Supplied records:
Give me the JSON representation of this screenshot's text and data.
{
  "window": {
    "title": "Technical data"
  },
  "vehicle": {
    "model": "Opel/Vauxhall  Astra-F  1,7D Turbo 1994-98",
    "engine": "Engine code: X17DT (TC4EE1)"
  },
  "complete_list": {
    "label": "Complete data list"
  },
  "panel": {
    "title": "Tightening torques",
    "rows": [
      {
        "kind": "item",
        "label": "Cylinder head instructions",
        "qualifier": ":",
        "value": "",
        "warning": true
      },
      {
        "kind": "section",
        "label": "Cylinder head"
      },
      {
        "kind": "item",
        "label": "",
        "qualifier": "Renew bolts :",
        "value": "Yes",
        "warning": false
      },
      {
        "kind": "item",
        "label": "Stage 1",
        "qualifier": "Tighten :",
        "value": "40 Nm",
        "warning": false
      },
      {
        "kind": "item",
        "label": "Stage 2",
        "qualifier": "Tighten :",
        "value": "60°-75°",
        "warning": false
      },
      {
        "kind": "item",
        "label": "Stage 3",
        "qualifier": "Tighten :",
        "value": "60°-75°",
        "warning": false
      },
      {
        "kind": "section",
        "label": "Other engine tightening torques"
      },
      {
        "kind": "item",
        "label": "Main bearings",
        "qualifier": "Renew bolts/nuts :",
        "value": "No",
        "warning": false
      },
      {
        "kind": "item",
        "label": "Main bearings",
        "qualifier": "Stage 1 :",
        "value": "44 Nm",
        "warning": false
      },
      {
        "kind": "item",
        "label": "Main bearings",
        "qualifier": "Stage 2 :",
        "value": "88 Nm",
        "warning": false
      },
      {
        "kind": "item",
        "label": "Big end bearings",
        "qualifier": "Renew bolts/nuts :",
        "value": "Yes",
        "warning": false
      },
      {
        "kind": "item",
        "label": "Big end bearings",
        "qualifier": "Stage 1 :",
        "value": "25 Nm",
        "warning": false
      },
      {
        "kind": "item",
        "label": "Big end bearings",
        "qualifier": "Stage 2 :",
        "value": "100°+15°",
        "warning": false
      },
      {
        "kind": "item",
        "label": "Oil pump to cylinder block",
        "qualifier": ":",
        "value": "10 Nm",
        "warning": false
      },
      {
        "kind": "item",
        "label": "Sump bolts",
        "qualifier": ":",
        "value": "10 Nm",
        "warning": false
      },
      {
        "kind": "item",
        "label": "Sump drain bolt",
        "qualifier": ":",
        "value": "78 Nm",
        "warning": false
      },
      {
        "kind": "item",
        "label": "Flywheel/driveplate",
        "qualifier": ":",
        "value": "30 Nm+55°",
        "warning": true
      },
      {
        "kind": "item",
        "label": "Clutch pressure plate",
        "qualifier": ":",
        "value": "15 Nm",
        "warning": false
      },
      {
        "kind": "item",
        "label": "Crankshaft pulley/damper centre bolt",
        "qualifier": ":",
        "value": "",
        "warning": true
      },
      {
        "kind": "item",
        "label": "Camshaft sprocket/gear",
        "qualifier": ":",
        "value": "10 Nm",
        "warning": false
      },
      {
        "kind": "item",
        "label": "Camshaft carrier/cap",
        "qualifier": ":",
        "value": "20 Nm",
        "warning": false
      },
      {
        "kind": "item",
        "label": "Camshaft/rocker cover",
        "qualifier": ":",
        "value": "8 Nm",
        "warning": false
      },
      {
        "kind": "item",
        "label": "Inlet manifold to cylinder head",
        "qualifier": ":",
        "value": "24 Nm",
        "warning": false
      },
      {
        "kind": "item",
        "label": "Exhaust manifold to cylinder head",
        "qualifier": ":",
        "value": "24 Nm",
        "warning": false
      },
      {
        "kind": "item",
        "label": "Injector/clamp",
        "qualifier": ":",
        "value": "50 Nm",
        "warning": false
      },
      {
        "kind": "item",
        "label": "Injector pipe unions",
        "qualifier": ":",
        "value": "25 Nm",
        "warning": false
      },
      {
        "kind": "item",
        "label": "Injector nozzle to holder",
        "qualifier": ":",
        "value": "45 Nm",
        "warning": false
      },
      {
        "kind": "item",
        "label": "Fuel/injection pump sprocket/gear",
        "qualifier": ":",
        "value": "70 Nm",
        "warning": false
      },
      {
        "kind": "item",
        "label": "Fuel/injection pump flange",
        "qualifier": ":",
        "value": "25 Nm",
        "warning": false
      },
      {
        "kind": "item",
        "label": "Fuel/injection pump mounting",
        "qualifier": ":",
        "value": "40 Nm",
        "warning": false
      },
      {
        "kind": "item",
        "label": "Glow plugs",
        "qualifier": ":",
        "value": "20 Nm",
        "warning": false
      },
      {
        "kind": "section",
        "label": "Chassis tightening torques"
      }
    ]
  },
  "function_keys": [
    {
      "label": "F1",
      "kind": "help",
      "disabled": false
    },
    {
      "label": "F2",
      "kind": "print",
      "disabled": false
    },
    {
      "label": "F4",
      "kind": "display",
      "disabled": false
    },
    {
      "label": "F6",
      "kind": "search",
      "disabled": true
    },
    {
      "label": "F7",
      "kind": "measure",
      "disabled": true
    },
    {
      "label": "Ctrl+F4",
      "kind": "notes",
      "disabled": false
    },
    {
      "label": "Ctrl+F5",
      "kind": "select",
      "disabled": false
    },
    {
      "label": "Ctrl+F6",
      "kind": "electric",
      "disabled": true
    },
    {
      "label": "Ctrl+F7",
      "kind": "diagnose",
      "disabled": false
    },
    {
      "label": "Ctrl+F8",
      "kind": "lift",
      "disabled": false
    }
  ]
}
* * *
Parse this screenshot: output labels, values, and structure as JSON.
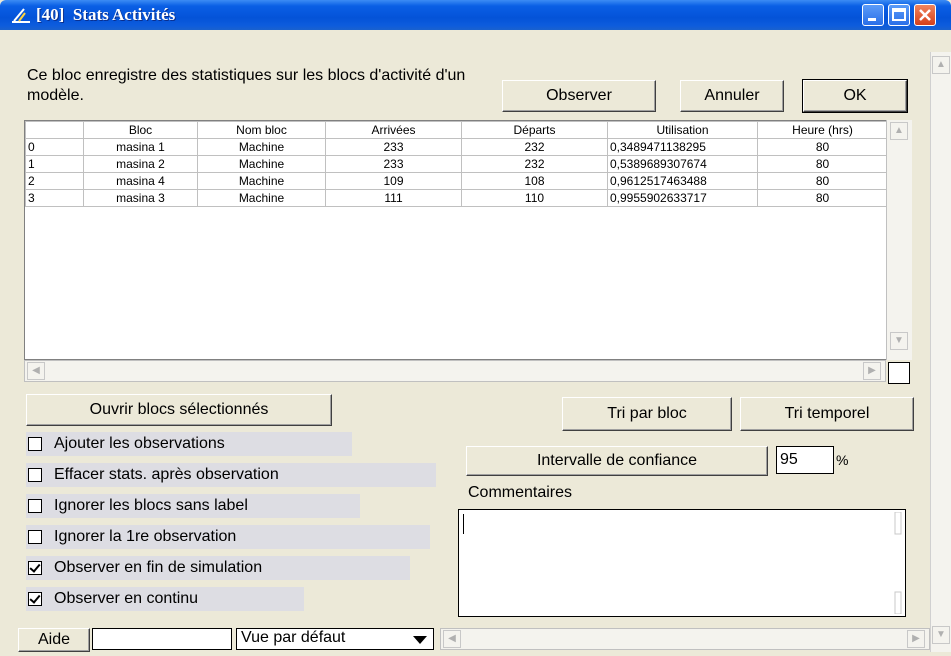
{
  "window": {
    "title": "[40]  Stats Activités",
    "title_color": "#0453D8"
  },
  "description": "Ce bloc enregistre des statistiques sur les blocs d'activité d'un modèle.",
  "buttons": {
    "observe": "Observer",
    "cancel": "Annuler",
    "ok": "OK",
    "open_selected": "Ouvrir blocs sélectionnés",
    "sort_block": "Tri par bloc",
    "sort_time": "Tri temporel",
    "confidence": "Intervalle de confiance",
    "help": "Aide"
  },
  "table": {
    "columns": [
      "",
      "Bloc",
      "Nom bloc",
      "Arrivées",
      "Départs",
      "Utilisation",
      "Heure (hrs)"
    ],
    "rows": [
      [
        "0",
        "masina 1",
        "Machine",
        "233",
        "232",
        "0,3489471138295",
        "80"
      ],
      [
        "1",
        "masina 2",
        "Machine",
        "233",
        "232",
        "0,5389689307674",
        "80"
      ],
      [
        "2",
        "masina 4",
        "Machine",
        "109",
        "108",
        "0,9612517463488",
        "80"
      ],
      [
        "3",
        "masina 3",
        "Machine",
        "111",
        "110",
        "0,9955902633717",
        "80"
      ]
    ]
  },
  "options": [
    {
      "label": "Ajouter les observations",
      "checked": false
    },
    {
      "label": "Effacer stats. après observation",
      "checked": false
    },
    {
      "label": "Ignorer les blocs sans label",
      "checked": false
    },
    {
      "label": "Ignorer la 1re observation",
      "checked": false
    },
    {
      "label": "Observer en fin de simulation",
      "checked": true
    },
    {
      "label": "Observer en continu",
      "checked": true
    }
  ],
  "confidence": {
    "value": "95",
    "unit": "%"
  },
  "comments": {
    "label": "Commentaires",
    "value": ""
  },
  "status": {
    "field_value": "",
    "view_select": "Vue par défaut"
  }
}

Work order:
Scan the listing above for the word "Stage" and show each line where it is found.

Output for this task:
        "label": "Stage 1",
        "label": "Stage 2",
        "label": "Stage 3",
        "qualifier": "Stage 1 :",
        "qualifier": "Stage 2 :",
        "qualifier": "Stage 1 :",
        "qualifier": "Stage 2 :",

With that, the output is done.